made with

google translate

sorry for the mistakes


Blu Angel Cafe
This is certainly not the Joe D'Amato I will most remember with pleasure. Story in hand and also given the ambitious inspiration for 'Der blaue Engel' with Marlene Dietrich, I hoped and imagined a film in which he exploded in all his great abilities, giving a dignified erotic and morbid film. A Joe D'Amato’s film in short.
The context lent itself, but in the end we find ourselves in a 1989 'drama' that looks like a television product and whose erotic side, however central to the story, is unconvincing, very drawn out and at times even comical. Unintentionally.

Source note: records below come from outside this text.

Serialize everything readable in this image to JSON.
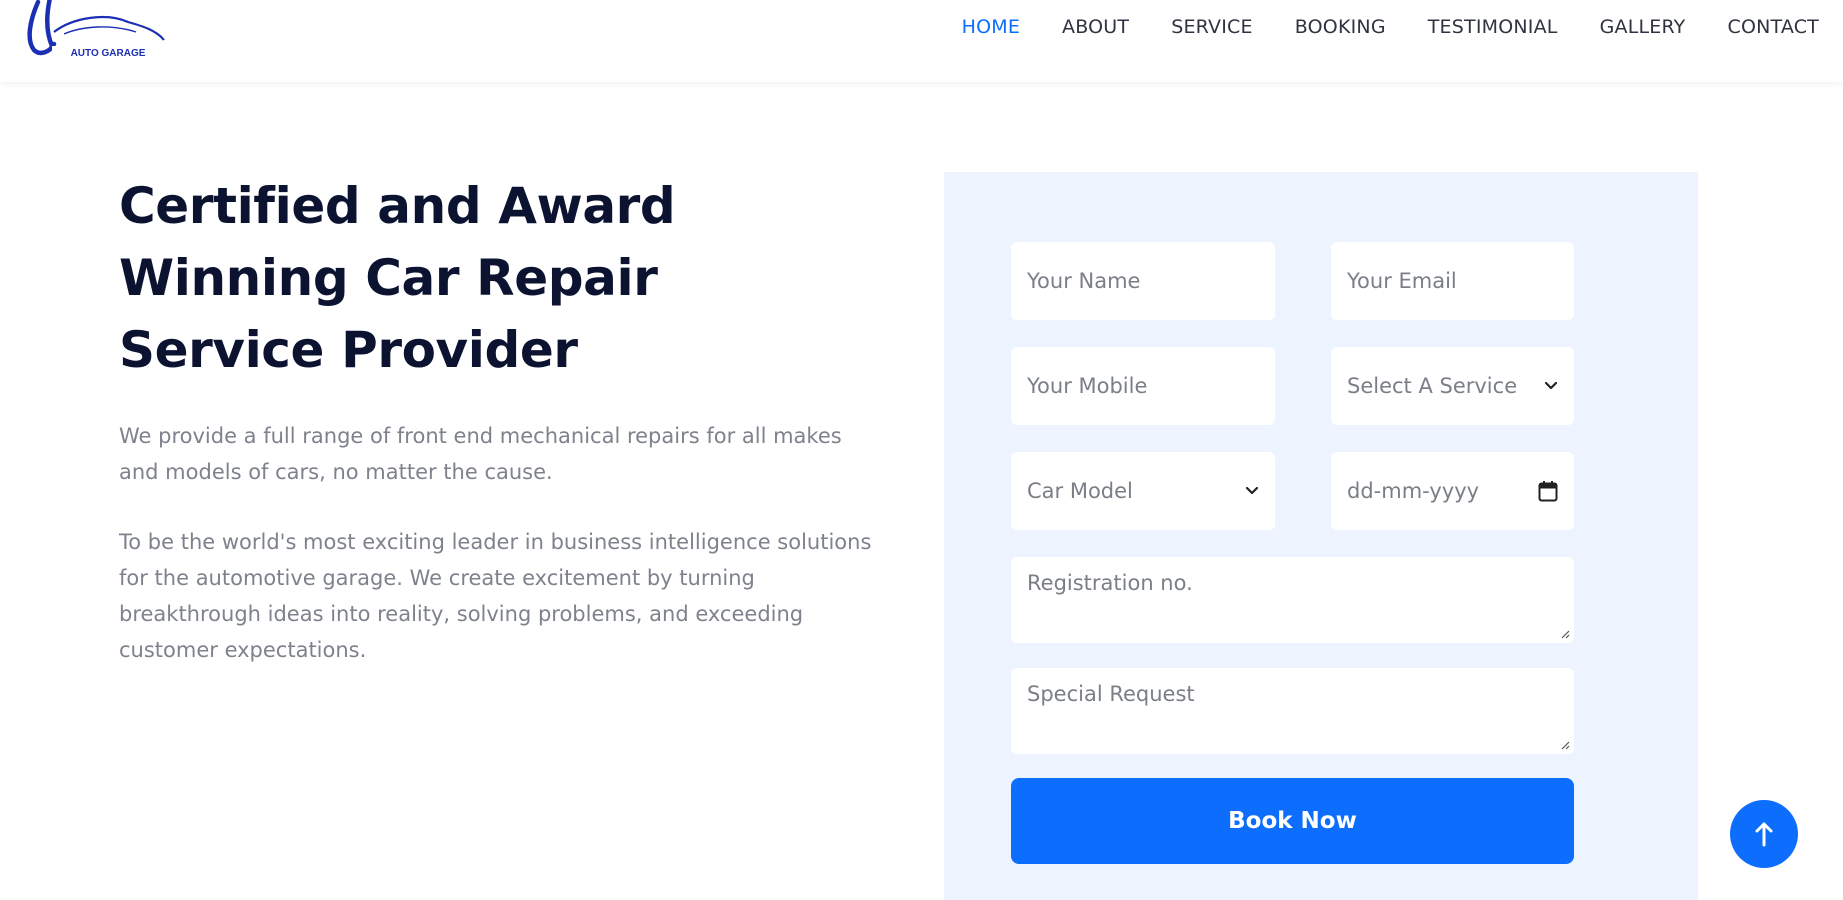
{
  "brand": {
    "logo_text": "AUTO GARAGE"
  },
  "nav": {
    "items": [
      {
        "label": "HOME",
        "active": true
      },
      {
        "label": "ABOUT"
      },
      {
        "label": "SERVICE"
      },
      {
        "label": "BOOKING"
      },
      {
        "label": "TESTIMONIAL"
      },
      {
        "label": "GALLERY"
      },
      {
        "label": "CONTACT"
      }
    ]
  },
  "intro": {
    "title": "Certified and Award Winning Car Repair Service Provider",
    "paragraph_1": "We provide a full range of front end mechanical repairs for all makes and models of cars, no matter the cause.",
    "paragraph_2": "To be the world's most exciting leader in business intelligence solutions for the automotive garage. We create excitement by turning breakthrough ideas into reality, solving problems, and exceeding customer expectations."
  },
  "booking_form": {
    "name_placeholder": "Your Name",
    "email_placeholder": "Your Email",
    "mobile_placeholder": "Your Mobile",
    "service_select": "Select A Service",
    "car_model_select": "Car Model",
    "date_placeholder": "dd-mm-yyyy",
    "registration_placeholder": "Registration no.",
    "special_request_placeholder": "Special Request",
    "submit_label": "Book Now"
  },
  "colors": {
    "accent": "#0d6efd",
    "heading": "#0b1330",
    "body_text": "#7d828c",
    "panel_bg": "#eef4ff"
  },
  "icons": {
    "select_arrow": "chevron-down-icon",
    "date_picker": "calendar-icon",
    "back_to_top": "arrow-up-icon"
  }
}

The references to the work of Josef von Sternberg, already present in the title and in the name of the protagonist, are a not inconsiderable burden and also a comparison that brings down D'Amato's attempt even more, who, moreover, at directing and photography, lends himself to the bare minimum. A music that is almost always present shreds the viewer's eardrums after only a few minutes.

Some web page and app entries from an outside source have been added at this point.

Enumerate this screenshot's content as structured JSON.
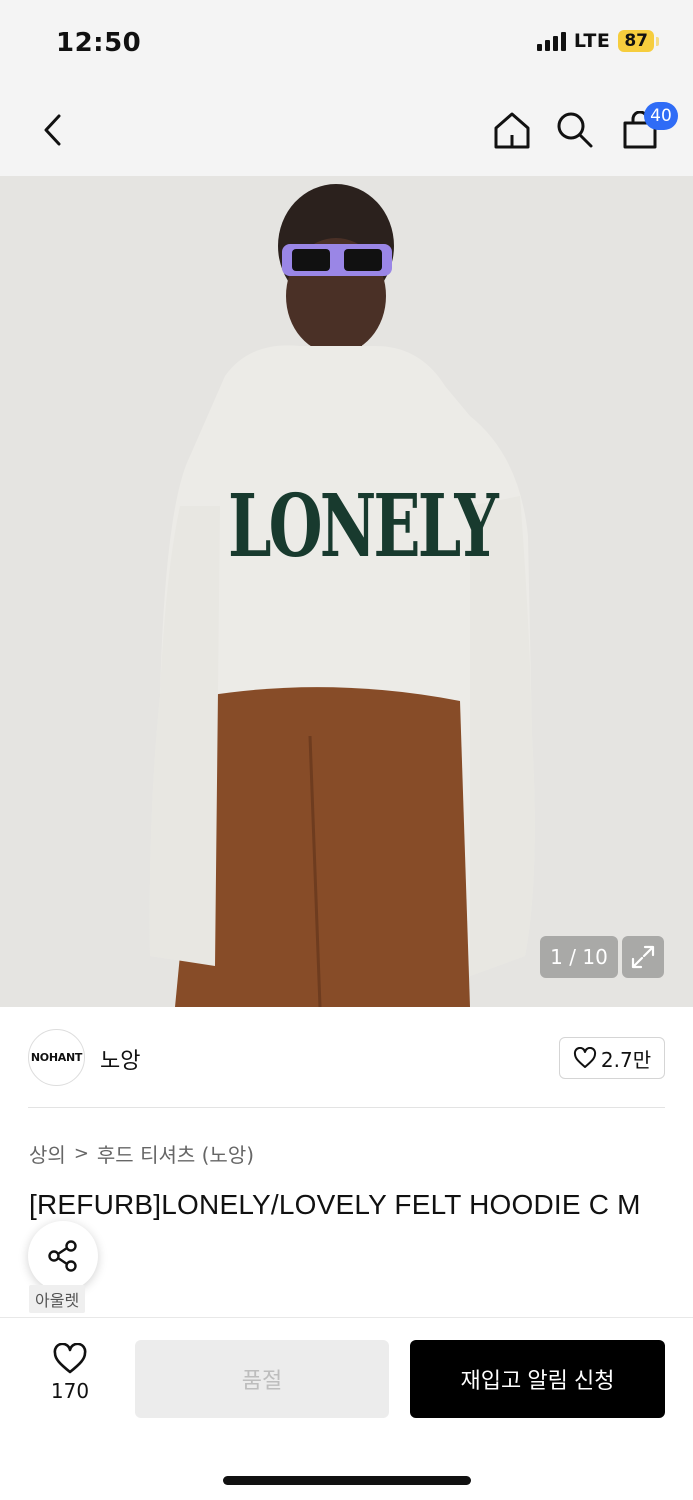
{
  "status": {
    "time": "12:50",
    "network": "LTE",
    "battery": "87"
  },
  "nav": {
    "cart_count": "40"
  },
  "gallery": {
    "counter": "1 / 10",
    "print_text": "LONELY"
  },
  "brand": {
    "logo_text": "NOHANT",
    "name": "노앙",
    "likes": "2.7만"
  },
  "breadcrumb": {
    "level1": "상의",
    "separator": ">",
    "level2": "후드 티셔츠 (노앙)"
  },
  "product": {
    "title": "[REFURB]LONELY/LOVELY FELT HOODIE C    M",
    "tag": "아울렛"
  },
  "actions": {
    "wish_count": "170",
    "soldout_label": "품절",
    "restock_label": "재입고 알림 신청"
  },
  "colors": {
    "accent_badge": "#2f6cf6",
    "battery": "#f6cd3d",
    "primary_button": "#000000"
  }
}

Richard Brown is Derek Raymond a rich lawyer, married, rampant politician running for governor of his state.  One evening, however, he goes to the Blue Angel Cafe, where he sees Angie, played by Tara Buckman, who we remember from small parts in numerous genre films (Silent Night, Deadly Night among many others) and TV series perform. Here she is the femme fatale who often shows herself naked.
Derek falls in love with the woman, has an affair with her and when it becomes public knowledge, his career and life plummet. He becomes poor, alcoholic and depressed, although he does not lose the woman he loves, i.e. Angie, who in the long run finds in this affair a stepping stone to fame. There is a cameo for Laura Gemser in the role of a photographer, a reference to her most famous character.